Every time I hear that song, it pulls at my heart strings. That’s what I appreciate about your music, it triggers emotions of all types, it’s soulful. One last question, what do you think can bring R&B “back” to put it back on the forefront again or maybe even spark another golden era?
“Honestly, I think the main thing is having people stop attaching to trends and really focus on their craft. Educate people on R&B and have execs push the R&B artist to the forefront, they’re out here. I feel like certain people in the [Untied] States don’t appreciate good quality music or what they think is good quality music. We’re in a place where we [R&B artist] are trying to find our identity. We’re in a transition where we don’t know what our face [in R&B] is, or what we’re leaving our mark and that’s hard. Because people say ‘oh, there was such great music in the 90s,’ and artists now, wI’ll try to mimic that exactly instead of using that as their influence and creating something new. It’s interesting because about a year ago, a friend of mine posted a magazine cover with Sam Smith [on it] and the title said ‘How A Britt Ruled Soul Music again,’ and she was upset and went on a rant about how we invented soul music. Someone mentioned that it might be the new R&B with Sam Smith & Adele because they are so soulful and touching but in POP music. So I think some people might reference that as soul and R&B music, but it’s pop music. It’s not deep R&B.”
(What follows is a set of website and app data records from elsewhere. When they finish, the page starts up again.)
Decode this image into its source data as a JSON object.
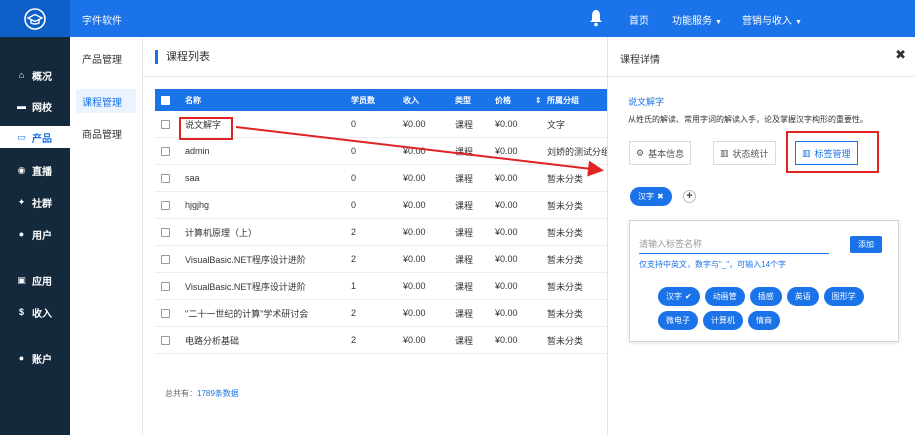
{
  "app": {
    "brand": "字件软件"
  },
  "topnav": [
    {
      "label": "首页",
      "caret": ""
    },
    {
      "label": "功能服务",
      "caret": "▼"
    },
    {
      "label": "营销与收入",
      "caret": "▼"
    }
  ],
  "sidebar": [
    {
      "label": "概况",
      "icon": "home-icon",
      "glyph": "⌂"
    },
    {
      "label": "网校",
      "icon": "school-icon",
      "glyph": "▬"
    },
    {
      "label": "产品",
      "icon": "product-icon",
      "glyph": "▭"
    },
    {
      "label": "直播",
      "icon": "live-icon",
      "glyph": "◉"
    },
    {
      "label": "社群",
      "icon": "community-icon",
      "glyph": "✦"
    },
    {
      "label": "用户",
      "icon": "user-icon",
      "glyph": "●"
    },
    {
      "label": "应用",
      "icon": "app-icon",
      "glyph": "▣"
    },
    {
      "label": "收入",
      "icon": "income-icon",
      "glyph": "$"
    },
    {
      "label": "账户",
      "icon": "account-icon",
      "glyph": "●"
    }
  ],
  "subnav": {
    "title": "产品管理",
    "items": [
      "课程管理",
      "商品管理"
    ]
  },
  "main": {
    "title": "课程列表",
    "total_label": "总共有：",
    "total_value": "1789条数据"
  },
  "table": {
    "headers": [
      "名称",
      "学员数",
      "收入",
      "类型",
      "价格",
      "所属分组"
    ],
    "sort_glyph": "⇕",
    "rows": [
      {
        "name": "说文解字",
        "students": "0",
        "income": "¥0.00",
        "type": "课程",
        "price": "¥0.00",
        "group": "文字"
      },
      {
        "name": "admin",
        "students": "0",
        "income": "¥0.00",
        "type": "课程",
        "price": "¥0.00",
        "group": "刘娇的测试分组"
      },
      {
        "name": "saa",
        "students": "0",
        "income": "¥0.00",
        "type": "课程",
        "price": "¥0.00",
        "group": "暂未分类"
      },
      {
        "name": "hjgjhg",
        "students": "0",
        "income": "¥0.00",
        "type": "课程",
        "price": "¥0.00",
        "group": "暂未分类"
      },
      {
        "name": "计算机原理（上）",
        "students": "2",
        "income": "¥0.00",
        "type": "课程",
        "price": "¥0.00",
        "group": "暂未分类"
      },
      {
        "name": "VisualBasic.NET程序设计进阶",
        "students": "2",
        "income": "¥0.00",
        "type": "课程",
        "price": "¥0.00",
        "group": "暂未分类"
      },
      {
        "name": "VisualBasic.NET程序设计进阶",
        "students": "1",
        "income": "¥0.00",
        "type": "课程",
        "price": "¥0.00",
        "group": "暂未分类"
      },
      {
        "name": "\"二十一世纪的计算\"学术研讨会",
        "students": "2",
        "income": "¥0.00",
        "type": "课程",
        "price": "¥0.00",
        "group": "暂未分类"
      },
      {
        "name": "电路分析基础",
        "students": "2",
        "income": "¥0.00",
        "type": "课程",
        "price": "¥0.00",
        "group": "暂未分类"
      }
    ]
  },
  "panel": {
    "title": "课程详情",
    "close": "✖",
    "course_name": "说文解字",
    "course_desc": "从姓氏的解读、常用字词的解读入手，论及掌握汉字构形的重要性。",
    "tabs": [
      {
        "label": "基本信息",
        "icon": "gear-icon",
        "glyph": "⚙"
      },
      {
        "label": "状态统计",
        "icon": "chart-icon",
        "glyph": "▥"
      },
      {
        "label": "标签管理",
        "icon": "bar-chart-icon",
        "glyph": "▥"
      }
    ],
    "current_tags": [
      {
        "label": "汉字",
        "remove": "✖"
      }
    ],
    "add_glyph": "+",
    "tag_input": {
      "placeholder": "请输入标签名称",
      "value": ""
    },
    "add_button": "添加",
    "hint": "仅支持中英文，数字与\"_\"，可输入14个字",
    "options": [
      {
        "label": "汉字",
        "mark": "✔"
      },
      {
        "label": "动画管",
        "mark": ""
      },
      {
        "label": "插感",
        "mark": ""
      },
      {
        "label": "英语",
        "mark": ""
      },
      {
        "label": "图形学",
        "mark": ""
      },
      {
        "label": "微电子",
        "mark": ""
      },
      {
        "label": "计算机",
        "mark": ""
      },
      {
        "label": "情商",
        "mark": ""
      }
    ]
  },
  "colors": {
    "primary": "#1a73e8",
    "sidebar": "#15293d",
    "highlight": "#e02424"
  }
}
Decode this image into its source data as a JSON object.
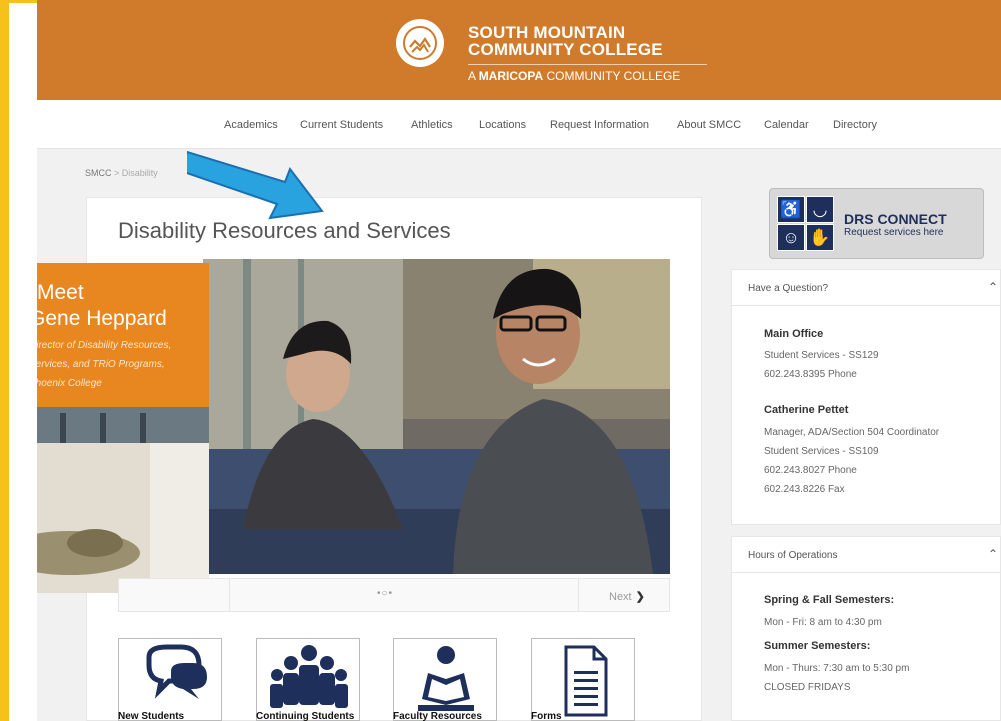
{
  "header": {
    "name_line1": "SOUTH MOUNTAIN",
    "name_line2": "COMMUNITY COLLEGE",
    "sub_prefix": "A",
    "sub_bold": "MARICOPA",
    "sub_suffix": "COMMUNITY COLLEGE",
    "logo_icon": "mountain-logo-icon"
  },
  "nav": {
    "items": [
      "Academics",
      "Current Students",
      "Athletics",
      "Locations",
      "Request Information",
      "About SMCC",
      "Calendar",
      "Directory"
    ]
  },
  "breadcrumb": {
    "home": "SMCC",
    "rest": "> Disability"
  },
  "main": {
    "title": "Disability Resources and Services",
    "slide": {
      "meet": "Meet",
      "name": "Gene Heppard",
      "role_line1": "Director of Disability Resources,",
      "role_line2": "Services, and TRiO Programs,",
      "role_line3": "Phoenix College"
    },
    "slider": {
      "dots": "•○•",
      "next": "Next",
      "next_icon": "chevron-right-icon"
    },
    "tiles": [
      {
        "label": "New Students",
        "icon": "speech-bubbles-icon"
      },
      {
        "label": "Continuing Students",
        "icon": "group-icon"
      },
      {
        "label": "Faculty Resources",
        "icon": "reader-icon"
      },
      {
        "label": "Forms",
        "icon": "document-icon"
      }
    ]
  },
  "drs": {
    "title": "DRS CONNECT",
    "subtitle": "Request services here"
  },
  "question_panel": {
    "title": "Have a Question?",
    "main_office": "Main Office",
    "office_location": "Student Services - SS129",
    "office_phone": "602.243.8395 Phone",
    "contact_name": "Catherine Pettet",
    "contact_role": "Manager, ADA/Section 504 Coordinator",
    "contact_location": "Student Services - SS109",
    "contact_phone": "602.243.8027 Phone",
    "contact_fax": "602.243.8226 Fax"
  },
  "hours_panel": {
    "title": "Hours of Operations",
    "spring_fall": "Spring & Fall Semesters:",
    "spring_fall_hours": "Mon - Fri: 8 am to 4:30 pm",
    "summer": "Summer Semesters:",
    "summer_hours": "Mon - Thurs: 7:30 am to 5:30 pm",
    "closed": "CLOSED FRIDAYS"
  },
  "colors": {
    "banner": "#d07b2b",
    "frame": "#f4c21b",
    "drs_navy": "#1e2f5c",
    "arrow": "#29a3e0"
  }
}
Yeah, I saw a blog post today that said: “Can Adele Save R&B Music?” I like Adele, but that headline had me scratching my head and screaming “NOPE!”
“It goes to show our lack [of R&B] in America. Why don’t we value R&B anymore? People are turning to the British, but what people fail to realize is that the British are looking at us. They are studying R&B and Jazz music from a long time ago. Look at Adele & Sam Smith’s influence, they go back to Chaka Khan & Earth, Wind & Fire. So they owned their craft and studied. Obviously, people in Europe appreciate music a little bit more. In America, I feel like it’s ‘well, impress me. Impress me,’ instead of taking it for what it is, listening and really appreciating the artists who are in America [and] trying to bring it [R&B] back.”
Stream Drew Anthuny’s LAST LOVING BREED below. Also buy it here. The music video for FYIWW (For You I Will Wait) premieres on Wednesday (10/28), follow him on Twitter @DrewAnthuny for more updates.
“FYIWW (For You I Will Wait)” video:
“Marry Me” video: